Top of PROVIDED MATERIAL

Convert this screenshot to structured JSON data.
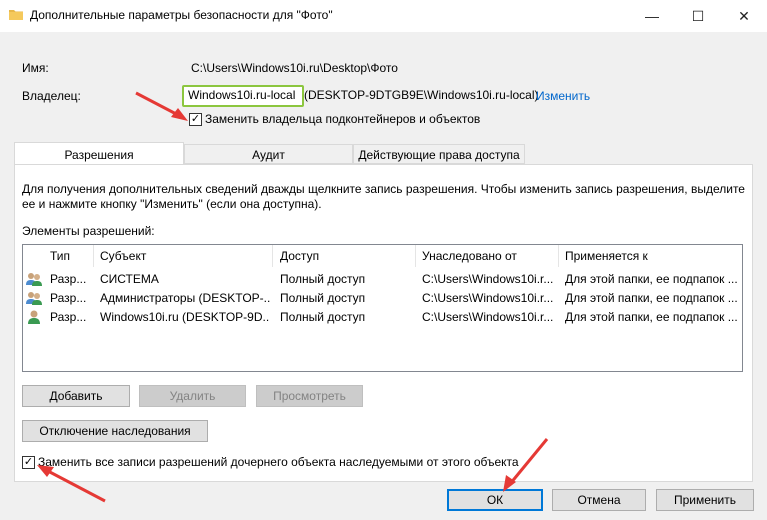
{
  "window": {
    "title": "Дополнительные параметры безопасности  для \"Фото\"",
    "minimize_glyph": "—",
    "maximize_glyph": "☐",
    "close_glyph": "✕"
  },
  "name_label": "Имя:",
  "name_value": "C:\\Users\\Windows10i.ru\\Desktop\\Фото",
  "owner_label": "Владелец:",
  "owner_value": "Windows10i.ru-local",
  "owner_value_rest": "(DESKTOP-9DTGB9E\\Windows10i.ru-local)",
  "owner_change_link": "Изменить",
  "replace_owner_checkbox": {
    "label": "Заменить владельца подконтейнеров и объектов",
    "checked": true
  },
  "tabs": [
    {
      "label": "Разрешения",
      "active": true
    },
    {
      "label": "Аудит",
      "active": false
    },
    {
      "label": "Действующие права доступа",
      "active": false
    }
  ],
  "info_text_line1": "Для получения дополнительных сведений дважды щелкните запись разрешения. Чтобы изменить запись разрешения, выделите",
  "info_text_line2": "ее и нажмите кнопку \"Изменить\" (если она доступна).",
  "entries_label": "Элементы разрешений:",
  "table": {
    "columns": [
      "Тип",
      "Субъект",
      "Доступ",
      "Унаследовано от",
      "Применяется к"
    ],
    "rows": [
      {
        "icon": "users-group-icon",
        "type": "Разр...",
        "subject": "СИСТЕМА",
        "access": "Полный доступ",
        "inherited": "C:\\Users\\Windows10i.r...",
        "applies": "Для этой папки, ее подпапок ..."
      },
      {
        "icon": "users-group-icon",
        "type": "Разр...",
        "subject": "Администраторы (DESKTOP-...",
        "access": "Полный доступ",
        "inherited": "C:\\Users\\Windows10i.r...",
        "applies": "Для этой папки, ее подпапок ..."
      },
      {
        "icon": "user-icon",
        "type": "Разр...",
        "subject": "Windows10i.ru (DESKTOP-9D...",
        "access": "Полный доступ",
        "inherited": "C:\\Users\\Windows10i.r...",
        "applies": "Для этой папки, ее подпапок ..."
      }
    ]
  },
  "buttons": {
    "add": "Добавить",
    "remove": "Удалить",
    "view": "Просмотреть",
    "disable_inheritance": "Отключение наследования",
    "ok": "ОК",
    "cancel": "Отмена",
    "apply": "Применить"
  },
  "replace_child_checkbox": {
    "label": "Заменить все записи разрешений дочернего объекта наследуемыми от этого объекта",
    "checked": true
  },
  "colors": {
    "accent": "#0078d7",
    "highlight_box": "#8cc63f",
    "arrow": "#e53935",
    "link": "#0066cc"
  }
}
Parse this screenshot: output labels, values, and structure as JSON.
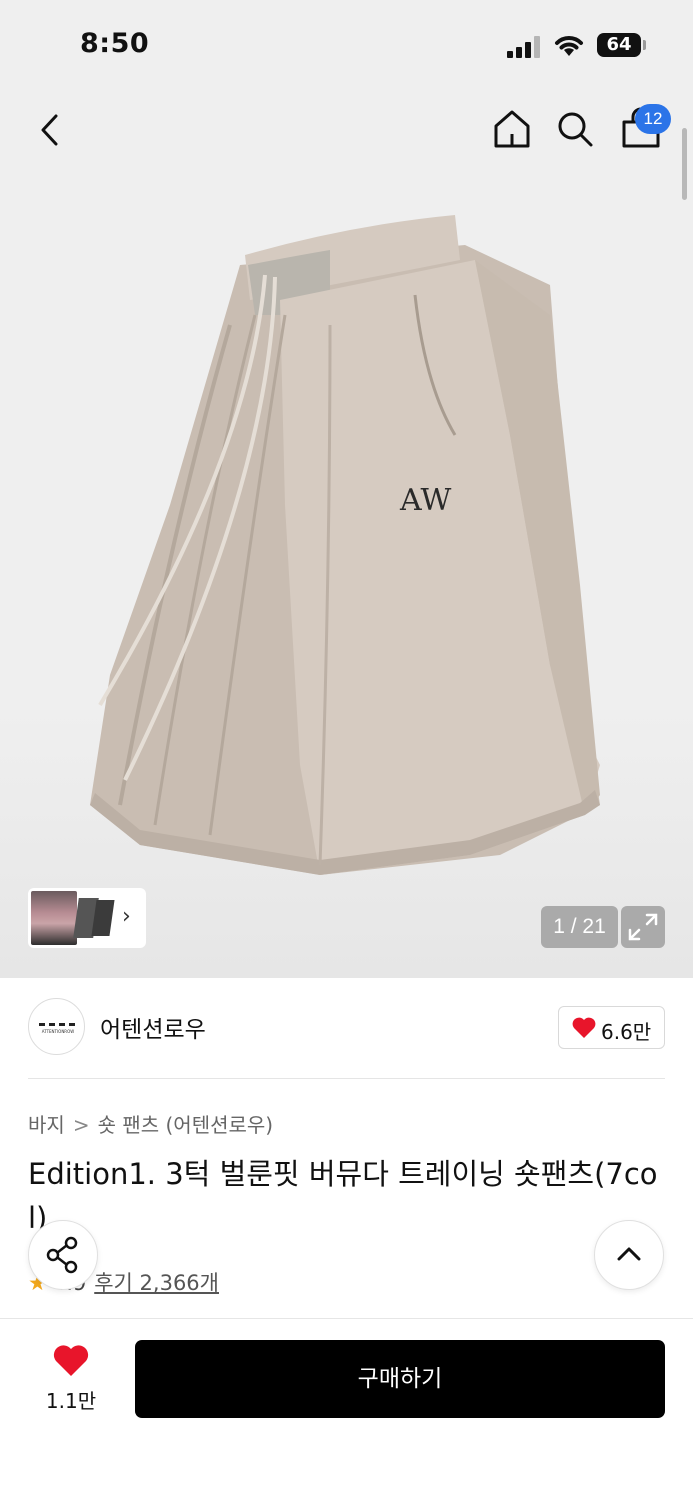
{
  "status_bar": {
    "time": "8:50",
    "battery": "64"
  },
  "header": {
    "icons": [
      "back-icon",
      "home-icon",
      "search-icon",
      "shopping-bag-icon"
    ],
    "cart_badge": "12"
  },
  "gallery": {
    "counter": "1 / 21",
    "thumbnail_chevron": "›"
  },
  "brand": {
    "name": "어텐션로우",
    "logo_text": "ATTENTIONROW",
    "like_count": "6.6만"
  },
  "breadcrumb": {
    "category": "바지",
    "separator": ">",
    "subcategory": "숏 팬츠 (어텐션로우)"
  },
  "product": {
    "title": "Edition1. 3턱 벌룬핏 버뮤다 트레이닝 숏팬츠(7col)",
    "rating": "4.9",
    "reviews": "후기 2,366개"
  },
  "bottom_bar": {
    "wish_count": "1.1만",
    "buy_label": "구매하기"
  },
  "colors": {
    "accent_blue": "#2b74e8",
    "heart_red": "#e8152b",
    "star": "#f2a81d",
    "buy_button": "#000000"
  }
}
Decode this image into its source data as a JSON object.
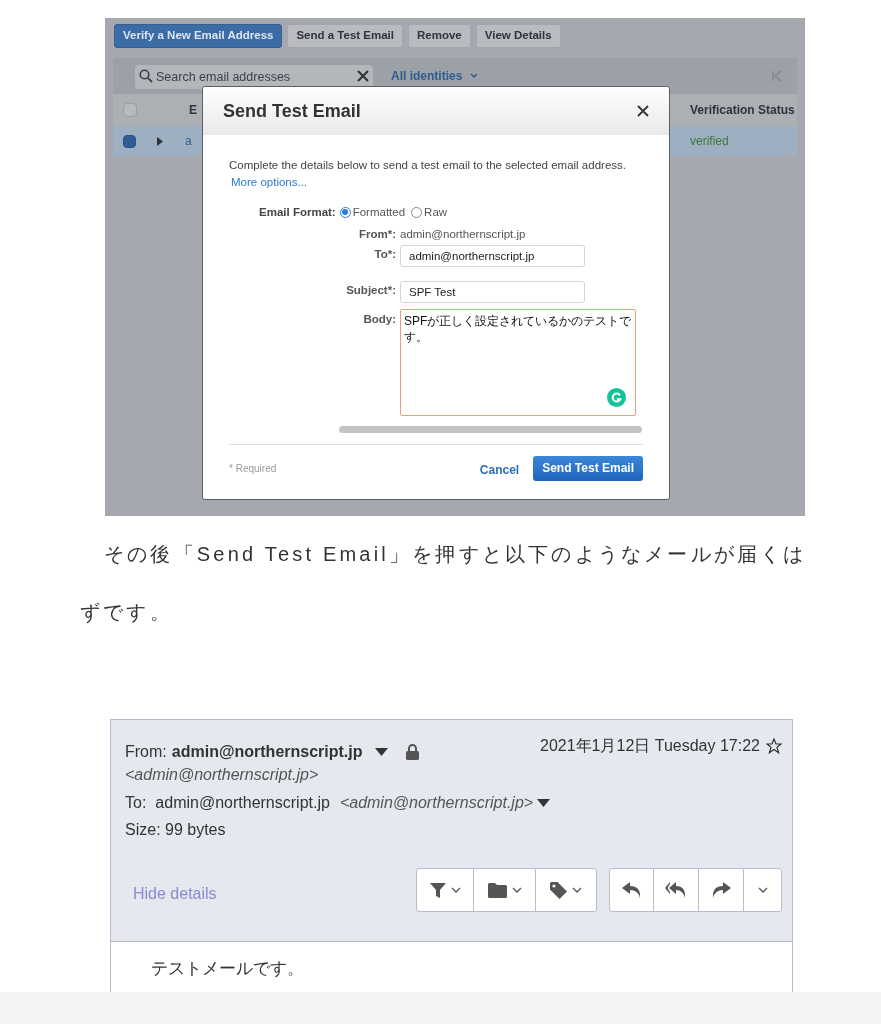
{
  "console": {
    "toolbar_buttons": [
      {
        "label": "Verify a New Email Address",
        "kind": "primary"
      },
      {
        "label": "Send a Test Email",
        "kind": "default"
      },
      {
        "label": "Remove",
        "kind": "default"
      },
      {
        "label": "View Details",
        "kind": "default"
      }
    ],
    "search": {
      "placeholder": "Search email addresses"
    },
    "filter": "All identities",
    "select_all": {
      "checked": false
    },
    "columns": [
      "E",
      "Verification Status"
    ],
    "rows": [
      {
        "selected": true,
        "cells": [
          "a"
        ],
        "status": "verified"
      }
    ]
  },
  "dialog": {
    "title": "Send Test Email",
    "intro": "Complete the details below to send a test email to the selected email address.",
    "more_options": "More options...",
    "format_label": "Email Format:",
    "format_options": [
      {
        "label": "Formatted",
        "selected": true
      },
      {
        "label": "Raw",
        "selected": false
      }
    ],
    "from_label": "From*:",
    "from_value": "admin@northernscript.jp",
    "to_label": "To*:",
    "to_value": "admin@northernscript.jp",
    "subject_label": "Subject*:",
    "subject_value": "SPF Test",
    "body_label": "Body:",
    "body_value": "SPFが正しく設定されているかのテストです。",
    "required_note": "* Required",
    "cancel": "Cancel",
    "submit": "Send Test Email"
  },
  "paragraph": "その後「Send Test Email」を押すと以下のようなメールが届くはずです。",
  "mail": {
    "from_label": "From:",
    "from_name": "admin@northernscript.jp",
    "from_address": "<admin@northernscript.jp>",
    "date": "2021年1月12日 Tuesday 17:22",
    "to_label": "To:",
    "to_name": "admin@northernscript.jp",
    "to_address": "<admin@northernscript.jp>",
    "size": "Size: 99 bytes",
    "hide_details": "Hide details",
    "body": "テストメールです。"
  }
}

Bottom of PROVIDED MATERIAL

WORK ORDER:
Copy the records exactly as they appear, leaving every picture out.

YOUR RESPONSE:
Convert this screenshot to structured JSON data.
{
  "window": {
    "title": "Дополнительные параметры безопасности  для \"Фото\"",
    "minimize_glyph": "—",
    "maximize_glyph": "☐",
    "close_glyph": "✕"
  },
  "name_label": "Имя:",
  "name_value": "C:\\Users\\Windows10i.ru\\Desktop\\Фото",
  "owner_label": "Владелец:",
  "owner_value": "Windows10i.ru-local",
  "owner_value_rest": "(DESKTOP-9DTGB9E\\Windows10i.ru-local)",
  "owner_change_link": "Изменить",
  "replace_owner_checkbox": {
    "label": "Заменить владельца подконтейнеров и объектов",
    "checked": true
  },
  "tabs": [
    {
      "label": "Разрешения",
      "active": true
    },
    {
      "label": "Аудит",
      "active": false
    },
    {
      "label": "Действующие права доступа",
      "active": false
    }
  ],
  "info_text_line1": "Для получения дополнительных сведений дважды щелкните запись разрешения. Чтобы изменить запись разрешения, выделите",
  "info_text_line2": "ее и нажмите кнопку \"Изменить\" (если она доступна).",
  "entries_label": "Элементы разрешений:",
  "table": {
    "columns": [
      "Тип",
      "Субъект",
      "Доступ",
      "Унаследовано от",
      "Применяется к"
    ],
    "rows": [
      {
        "icon": "users-group-icon",
        "type": "Разр...",
        "subject": "СИСТЕМА",
        "access": "Полный доступ",
        "inherited": "C:\\Users\\Windows10i.r...",
        "applies": "Для этой папки, ее подпапок ..."
      },
      {
        "icon": "users-group-icon",
        "type": "Разр...",
        "subject": "Администраторы (DESKTOP-...",
        "access": "Полный доступ",
        "inherited": "C:\\Users\\Windows10i.r...",
        "applies": "Для этой папки, ее подпапок ..."
      },
      {
        "icon": "user-icon",
        "type": "Разр...",
        "subject": "Windows10i.ru (DESKTOP-9D...",
        "access": "Полный доступ",
        "inherited": "C:\\Users\\Windows10i.r...",
        "applies": "Для этой папки, ее подпапок ..."
      }
    ]
  },
  "buttons": {
    "add": "Добавить",
    "remove": "Удалить",
    "view": "Просмотреть",
    "disable_inheritance": "Отключение наследования",
    "ok": "ОК",
    "cancel": "Отмена",
    "apply": "Применить"
  },
  "replace_child_checkbox": {
    "label": "Заменить все записи разрешений дочернего объекта наследуемыми от этого объекта",
    "checked": true
  },
  "colors": {
    "accent": "#0078d7",
    "highlight_box": "#8cc63f",
    "arrow": "#e53935",
    "link": "#0066cc"
  }
}
Parse this screenshot: output labels, values, and structure as JSON.
{
  "status_bar": {
    "time": "8:50",
    "battery": "64"
  },
  "header": {
    "icons": [
      "back-icon",
      "home-icon",
      "search-icon",
      "shopping-bag-icon"
    ],
    "cart_badge": "12"
  },
  "gallery": {
    "counter": "1 / 21",
    "thumbnail_chevron": "›"
  },
  "brand": {
    "name": "어텐션로우",
    "logo_text": "ATTENTIONROW",
    "like_count": "6.6만"
  },
  "breadcrumb": {
    "category": "바지",
    "separator": ">",
    "subcategory": "숏 팬츠 (어텐션로우)"
  },
  "product": {
    "title": "Edition1. 3턱 벌룬핏 버뮤다 트레이닝 숏팬츠(7col)",
    "rating": "4.9",
    "reviews": "후기 2,366개"
  },
  "bottom_bar": {
    "wish_count": "1.1만",
    "buy_label": "구매하기"
  },
  "colors": {
    "accent_blue": "#2b74e8",
    "heart_red": "#e8152b",
    "star": "#f2a81d",
    "buy_button": "#000000"
  }
}
Decode this image into its source data as a JSON object.
{
  "console": {
    "toolbar_buttons": [
      {
        "label": "Verify a New Email Address",
        "kind": "primary"
      },
      {
        "label": "Send a Test Email",
        "kind": "default"
      },
      {
        "label": "Remove",
        "kind": "default"
      },
      {
        "label": "View Details",
        "kind": "default"
      }
    ],
    "search": {
      "placeholder": "Search email addresses"
    },
    "filter": "All identities",
    "select_all": {
      "checked": false
    },
    "columns": [
      "E",
      "Verification Status"
    ],
    "rows": [
      {
        "selected": true,
        "cells": [
          "a"
        ],
        "status": "verified"
      }
    ]
  },
  "dialog": {
    "title": "Send Test Email",
    "intro": "Complete the details below to send a test email to the selected email address.",
    "more_options": "More options...",
    "format_label": "Email Format:",
    "format_options": [
      {
        "label": "Formatted",
        "selected": true
      },
      {
        "label": "Raw",
        "selected": false
      }
    ],
    "from_label": "From*:",
    "from_value": "admin@northernscript.jp",
    "to_label": "To*:",
    "to_value": "admin@northernscript.jp",
    "subject_label": "Subject*:",
    "subject_value": "SPF Test",
    "body_label": "Body:",
    "body_value": "SPFが正しく設定されているかのテストです。",
    "required_note": "* Required",
    "cancel": "Cancel",
    "submit": "Send Test Email"
  },
  "paragraph": "その後「Send Test Email」を押すと以下のようなメールが届くはずです。",
  "mail": {
    "from_label": "From:",
    "from_name": "admin@northernscript.jp",
    "from_address": "<admin@northernscript.jp>",
    "date": "2021年1月12日 Tuesday 17:22",
    "to_label": "To:",
    "to_name": "admin@northernscript.jp",
    "to_address": "<admin@northernscript.jp>",
    "size": "Size: 99 bytes",
    "hide_details": "Hide details",
    "body": "テストメールです。"
  }
}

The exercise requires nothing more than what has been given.